- [REQUIRED WORK] Where does "legend" appear in the data? Return each line that holds it.

- [DATA SUPPLIED]
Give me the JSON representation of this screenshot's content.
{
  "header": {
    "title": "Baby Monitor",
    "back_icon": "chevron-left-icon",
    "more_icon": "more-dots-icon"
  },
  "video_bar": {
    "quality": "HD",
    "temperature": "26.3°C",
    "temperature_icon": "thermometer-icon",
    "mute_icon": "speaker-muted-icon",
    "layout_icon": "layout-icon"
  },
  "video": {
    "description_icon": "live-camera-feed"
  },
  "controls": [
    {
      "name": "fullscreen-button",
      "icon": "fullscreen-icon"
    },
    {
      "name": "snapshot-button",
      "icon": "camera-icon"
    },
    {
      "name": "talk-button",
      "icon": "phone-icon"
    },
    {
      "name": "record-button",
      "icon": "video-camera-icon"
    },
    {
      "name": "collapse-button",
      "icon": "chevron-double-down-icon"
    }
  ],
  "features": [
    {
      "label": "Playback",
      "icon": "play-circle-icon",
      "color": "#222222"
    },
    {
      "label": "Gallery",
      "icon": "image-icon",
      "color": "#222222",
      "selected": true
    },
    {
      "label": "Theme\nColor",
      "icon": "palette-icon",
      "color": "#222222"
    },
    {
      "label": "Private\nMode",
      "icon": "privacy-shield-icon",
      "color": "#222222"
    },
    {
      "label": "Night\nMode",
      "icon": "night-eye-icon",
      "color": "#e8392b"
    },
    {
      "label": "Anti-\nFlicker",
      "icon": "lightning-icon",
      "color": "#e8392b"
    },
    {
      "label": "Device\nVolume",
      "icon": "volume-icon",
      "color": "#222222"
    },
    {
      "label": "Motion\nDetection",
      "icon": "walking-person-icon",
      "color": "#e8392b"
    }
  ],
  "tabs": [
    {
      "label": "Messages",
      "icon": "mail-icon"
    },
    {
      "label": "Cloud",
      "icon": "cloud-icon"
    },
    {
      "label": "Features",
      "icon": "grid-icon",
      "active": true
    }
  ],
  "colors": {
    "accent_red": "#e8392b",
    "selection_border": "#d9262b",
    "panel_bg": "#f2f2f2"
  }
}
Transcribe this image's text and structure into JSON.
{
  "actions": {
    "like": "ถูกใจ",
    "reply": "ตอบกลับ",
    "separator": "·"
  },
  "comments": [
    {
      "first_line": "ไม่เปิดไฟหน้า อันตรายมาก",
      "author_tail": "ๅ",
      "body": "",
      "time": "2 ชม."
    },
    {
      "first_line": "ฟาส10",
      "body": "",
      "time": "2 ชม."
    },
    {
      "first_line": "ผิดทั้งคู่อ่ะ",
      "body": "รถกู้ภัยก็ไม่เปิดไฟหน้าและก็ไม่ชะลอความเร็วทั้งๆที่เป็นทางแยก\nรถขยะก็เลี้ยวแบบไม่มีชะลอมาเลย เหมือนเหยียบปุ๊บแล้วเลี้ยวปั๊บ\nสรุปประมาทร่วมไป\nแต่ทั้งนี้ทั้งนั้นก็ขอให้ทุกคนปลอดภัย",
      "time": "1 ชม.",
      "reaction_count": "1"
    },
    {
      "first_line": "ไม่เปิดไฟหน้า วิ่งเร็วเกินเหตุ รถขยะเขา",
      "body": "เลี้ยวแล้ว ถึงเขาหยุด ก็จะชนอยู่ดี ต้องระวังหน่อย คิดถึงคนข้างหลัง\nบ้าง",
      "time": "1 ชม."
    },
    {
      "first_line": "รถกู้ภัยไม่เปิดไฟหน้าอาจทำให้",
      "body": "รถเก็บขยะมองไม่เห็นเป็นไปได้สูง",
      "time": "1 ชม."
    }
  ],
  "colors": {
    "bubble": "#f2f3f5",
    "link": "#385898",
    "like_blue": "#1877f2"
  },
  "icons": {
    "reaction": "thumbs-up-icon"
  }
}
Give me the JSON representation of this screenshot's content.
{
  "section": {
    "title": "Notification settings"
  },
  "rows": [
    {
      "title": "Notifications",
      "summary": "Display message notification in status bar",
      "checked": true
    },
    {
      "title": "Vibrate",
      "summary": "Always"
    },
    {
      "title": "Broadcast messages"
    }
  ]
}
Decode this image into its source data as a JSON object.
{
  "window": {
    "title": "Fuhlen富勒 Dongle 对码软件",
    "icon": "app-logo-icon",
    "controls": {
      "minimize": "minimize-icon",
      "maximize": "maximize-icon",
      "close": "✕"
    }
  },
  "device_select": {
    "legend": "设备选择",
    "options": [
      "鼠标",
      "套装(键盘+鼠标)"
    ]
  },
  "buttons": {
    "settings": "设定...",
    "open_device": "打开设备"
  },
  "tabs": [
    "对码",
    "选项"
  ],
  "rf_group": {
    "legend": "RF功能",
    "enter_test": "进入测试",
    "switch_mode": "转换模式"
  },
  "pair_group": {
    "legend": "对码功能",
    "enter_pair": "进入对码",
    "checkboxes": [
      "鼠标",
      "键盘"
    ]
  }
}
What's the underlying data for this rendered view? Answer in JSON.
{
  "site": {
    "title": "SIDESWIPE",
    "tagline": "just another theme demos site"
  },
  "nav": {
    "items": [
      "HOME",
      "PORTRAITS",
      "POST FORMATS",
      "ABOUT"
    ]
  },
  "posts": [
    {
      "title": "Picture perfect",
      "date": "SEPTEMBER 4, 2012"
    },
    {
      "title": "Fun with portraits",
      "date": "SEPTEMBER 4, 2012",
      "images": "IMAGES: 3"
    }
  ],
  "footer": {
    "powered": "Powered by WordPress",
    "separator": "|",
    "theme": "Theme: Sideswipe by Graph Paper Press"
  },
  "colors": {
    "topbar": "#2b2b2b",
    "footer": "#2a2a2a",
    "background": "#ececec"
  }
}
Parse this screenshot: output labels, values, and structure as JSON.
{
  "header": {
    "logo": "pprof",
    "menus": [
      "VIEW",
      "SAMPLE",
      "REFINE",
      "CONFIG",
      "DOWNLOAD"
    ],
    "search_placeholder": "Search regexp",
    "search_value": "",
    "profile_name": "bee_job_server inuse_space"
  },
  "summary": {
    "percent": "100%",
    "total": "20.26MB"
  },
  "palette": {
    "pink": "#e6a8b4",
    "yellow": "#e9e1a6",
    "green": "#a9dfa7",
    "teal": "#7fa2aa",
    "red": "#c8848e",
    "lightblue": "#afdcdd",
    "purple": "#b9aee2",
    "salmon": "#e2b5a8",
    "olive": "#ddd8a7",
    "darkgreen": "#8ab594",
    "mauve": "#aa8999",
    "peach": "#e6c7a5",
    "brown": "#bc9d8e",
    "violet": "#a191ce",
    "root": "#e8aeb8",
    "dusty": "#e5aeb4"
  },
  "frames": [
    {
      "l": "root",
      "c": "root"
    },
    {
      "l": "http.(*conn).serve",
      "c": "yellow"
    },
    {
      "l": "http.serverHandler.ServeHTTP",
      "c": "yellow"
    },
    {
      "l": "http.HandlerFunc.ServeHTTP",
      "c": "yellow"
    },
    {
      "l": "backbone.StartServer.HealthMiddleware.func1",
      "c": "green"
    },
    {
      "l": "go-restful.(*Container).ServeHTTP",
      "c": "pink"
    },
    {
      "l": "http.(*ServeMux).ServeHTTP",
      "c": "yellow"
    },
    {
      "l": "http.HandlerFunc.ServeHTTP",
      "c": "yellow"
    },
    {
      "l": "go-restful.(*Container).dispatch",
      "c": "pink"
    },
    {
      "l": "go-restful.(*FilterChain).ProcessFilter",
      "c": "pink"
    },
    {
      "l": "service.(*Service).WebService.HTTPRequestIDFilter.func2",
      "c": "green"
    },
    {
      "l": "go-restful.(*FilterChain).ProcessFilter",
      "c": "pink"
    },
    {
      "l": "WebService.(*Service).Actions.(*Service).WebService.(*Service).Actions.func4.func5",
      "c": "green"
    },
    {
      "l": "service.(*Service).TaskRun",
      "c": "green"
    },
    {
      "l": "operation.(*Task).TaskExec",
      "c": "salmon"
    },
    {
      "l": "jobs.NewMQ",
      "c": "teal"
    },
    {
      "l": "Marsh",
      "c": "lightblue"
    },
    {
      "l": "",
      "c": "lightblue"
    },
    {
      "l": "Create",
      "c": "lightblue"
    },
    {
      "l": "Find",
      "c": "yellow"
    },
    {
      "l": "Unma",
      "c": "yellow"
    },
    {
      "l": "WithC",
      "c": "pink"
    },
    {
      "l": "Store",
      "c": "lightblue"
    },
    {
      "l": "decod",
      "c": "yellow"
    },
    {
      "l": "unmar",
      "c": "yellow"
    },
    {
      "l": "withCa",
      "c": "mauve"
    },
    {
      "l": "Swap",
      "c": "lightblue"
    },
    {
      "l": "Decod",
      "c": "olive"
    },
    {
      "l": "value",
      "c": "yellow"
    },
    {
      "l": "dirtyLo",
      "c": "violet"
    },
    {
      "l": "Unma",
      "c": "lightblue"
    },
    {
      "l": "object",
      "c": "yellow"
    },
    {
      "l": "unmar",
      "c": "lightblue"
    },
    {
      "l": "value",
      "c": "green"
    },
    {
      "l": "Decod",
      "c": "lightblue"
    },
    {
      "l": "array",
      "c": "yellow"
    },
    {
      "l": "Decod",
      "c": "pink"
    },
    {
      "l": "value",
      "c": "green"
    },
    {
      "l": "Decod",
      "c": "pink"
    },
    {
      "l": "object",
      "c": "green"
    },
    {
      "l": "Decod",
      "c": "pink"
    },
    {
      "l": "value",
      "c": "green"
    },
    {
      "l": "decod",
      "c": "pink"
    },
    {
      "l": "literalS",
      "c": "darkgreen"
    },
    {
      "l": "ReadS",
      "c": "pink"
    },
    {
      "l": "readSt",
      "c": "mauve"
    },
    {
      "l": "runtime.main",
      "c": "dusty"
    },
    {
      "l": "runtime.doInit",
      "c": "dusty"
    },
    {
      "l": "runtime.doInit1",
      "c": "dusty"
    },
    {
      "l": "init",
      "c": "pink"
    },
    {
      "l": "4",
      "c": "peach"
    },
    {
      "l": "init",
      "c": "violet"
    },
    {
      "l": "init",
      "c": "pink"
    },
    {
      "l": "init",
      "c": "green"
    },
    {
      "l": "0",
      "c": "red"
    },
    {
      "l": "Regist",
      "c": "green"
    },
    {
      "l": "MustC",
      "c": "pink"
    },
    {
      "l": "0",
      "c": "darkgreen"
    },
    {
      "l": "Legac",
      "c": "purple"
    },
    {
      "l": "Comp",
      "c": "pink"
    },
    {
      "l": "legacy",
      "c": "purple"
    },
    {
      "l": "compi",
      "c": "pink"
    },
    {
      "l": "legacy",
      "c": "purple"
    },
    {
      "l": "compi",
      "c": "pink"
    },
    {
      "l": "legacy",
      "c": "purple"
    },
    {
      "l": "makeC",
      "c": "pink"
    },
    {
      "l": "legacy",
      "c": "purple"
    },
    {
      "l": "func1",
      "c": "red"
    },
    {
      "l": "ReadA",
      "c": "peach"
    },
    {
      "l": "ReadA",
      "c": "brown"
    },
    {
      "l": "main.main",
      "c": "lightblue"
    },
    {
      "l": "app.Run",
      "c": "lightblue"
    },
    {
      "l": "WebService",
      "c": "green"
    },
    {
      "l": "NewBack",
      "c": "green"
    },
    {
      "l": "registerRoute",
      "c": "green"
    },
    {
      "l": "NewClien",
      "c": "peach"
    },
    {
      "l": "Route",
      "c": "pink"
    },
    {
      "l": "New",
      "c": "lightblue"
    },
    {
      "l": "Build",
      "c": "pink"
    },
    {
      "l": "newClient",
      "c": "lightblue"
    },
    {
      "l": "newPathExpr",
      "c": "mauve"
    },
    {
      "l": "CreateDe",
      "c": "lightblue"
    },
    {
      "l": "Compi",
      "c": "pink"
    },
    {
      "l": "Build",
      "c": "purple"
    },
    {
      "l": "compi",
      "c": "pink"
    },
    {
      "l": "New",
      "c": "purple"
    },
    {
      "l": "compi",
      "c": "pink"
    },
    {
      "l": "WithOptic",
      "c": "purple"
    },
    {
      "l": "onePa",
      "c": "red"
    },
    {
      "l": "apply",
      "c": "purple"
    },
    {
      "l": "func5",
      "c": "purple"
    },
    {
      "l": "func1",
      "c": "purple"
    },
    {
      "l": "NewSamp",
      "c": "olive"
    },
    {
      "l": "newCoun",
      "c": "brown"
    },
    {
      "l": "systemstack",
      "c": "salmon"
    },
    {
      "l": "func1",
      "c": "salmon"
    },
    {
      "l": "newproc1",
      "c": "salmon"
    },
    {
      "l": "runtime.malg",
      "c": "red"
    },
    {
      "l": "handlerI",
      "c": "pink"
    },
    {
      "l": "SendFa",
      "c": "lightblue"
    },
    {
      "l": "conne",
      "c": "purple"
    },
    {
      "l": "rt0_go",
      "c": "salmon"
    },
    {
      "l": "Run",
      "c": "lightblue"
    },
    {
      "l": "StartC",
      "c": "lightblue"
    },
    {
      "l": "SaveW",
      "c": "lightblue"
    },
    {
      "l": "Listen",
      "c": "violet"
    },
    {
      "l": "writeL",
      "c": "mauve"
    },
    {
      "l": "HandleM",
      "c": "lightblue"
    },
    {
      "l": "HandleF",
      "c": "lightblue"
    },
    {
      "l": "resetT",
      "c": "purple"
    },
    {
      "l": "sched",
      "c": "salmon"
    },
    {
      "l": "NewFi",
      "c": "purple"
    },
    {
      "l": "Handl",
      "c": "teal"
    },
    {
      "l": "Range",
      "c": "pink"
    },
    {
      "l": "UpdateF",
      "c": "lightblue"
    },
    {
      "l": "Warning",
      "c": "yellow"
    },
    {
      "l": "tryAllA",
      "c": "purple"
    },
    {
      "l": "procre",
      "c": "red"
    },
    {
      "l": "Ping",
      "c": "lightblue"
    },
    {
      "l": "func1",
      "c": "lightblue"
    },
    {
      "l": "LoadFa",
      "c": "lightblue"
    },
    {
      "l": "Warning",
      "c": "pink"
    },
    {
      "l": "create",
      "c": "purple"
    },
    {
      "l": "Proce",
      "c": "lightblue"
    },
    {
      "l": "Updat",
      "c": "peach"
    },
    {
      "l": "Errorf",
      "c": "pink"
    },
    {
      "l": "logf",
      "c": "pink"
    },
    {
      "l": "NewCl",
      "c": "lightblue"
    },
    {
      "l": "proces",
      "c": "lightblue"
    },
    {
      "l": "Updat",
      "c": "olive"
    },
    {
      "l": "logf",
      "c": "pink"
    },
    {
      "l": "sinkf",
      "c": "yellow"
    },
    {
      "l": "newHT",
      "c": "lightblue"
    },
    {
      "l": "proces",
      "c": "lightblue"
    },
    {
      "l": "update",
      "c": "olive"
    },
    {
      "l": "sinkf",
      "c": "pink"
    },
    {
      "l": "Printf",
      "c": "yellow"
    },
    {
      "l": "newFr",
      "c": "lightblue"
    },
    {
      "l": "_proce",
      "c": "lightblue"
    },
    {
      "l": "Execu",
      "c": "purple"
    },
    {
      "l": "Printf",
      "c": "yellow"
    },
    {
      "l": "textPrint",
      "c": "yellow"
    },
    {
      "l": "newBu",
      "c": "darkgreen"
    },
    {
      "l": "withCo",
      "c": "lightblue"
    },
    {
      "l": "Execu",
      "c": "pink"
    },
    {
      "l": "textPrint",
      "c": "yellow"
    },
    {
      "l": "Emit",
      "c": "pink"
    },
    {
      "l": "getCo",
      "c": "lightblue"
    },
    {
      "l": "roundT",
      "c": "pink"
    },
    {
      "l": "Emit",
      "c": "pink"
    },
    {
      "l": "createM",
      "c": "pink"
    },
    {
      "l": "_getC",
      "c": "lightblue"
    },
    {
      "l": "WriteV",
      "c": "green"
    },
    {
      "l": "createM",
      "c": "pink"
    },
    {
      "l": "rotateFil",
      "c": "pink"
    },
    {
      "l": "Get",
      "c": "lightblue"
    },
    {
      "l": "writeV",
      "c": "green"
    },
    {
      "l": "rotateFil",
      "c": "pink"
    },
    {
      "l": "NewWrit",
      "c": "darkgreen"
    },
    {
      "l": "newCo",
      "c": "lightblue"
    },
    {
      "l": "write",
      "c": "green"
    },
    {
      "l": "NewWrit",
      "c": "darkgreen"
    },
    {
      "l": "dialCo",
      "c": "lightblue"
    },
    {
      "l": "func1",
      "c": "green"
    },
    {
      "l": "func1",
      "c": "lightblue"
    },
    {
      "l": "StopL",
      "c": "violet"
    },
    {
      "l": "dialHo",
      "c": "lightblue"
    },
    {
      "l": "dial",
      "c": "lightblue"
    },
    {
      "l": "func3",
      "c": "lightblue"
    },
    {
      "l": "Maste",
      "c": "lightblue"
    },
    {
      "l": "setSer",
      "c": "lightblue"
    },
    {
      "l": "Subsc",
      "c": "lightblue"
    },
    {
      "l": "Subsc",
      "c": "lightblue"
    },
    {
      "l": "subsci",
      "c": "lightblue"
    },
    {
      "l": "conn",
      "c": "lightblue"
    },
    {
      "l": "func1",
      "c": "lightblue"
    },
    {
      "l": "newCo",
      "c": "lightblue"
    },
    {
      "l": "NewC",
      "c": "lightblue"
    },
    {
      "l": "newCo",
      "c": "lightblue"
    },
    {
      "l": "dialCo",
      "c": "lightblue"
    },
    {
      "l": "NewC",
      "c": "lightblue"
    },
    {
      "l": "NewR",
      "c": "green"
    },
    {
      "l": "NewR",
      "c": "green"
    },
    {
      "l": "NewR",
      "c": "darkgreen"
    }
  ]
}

- [ANSWER TO THIS EXERCISE]
    "legend": "设备选择",
    "legend": "RF功能",
    "legend": "对码功能",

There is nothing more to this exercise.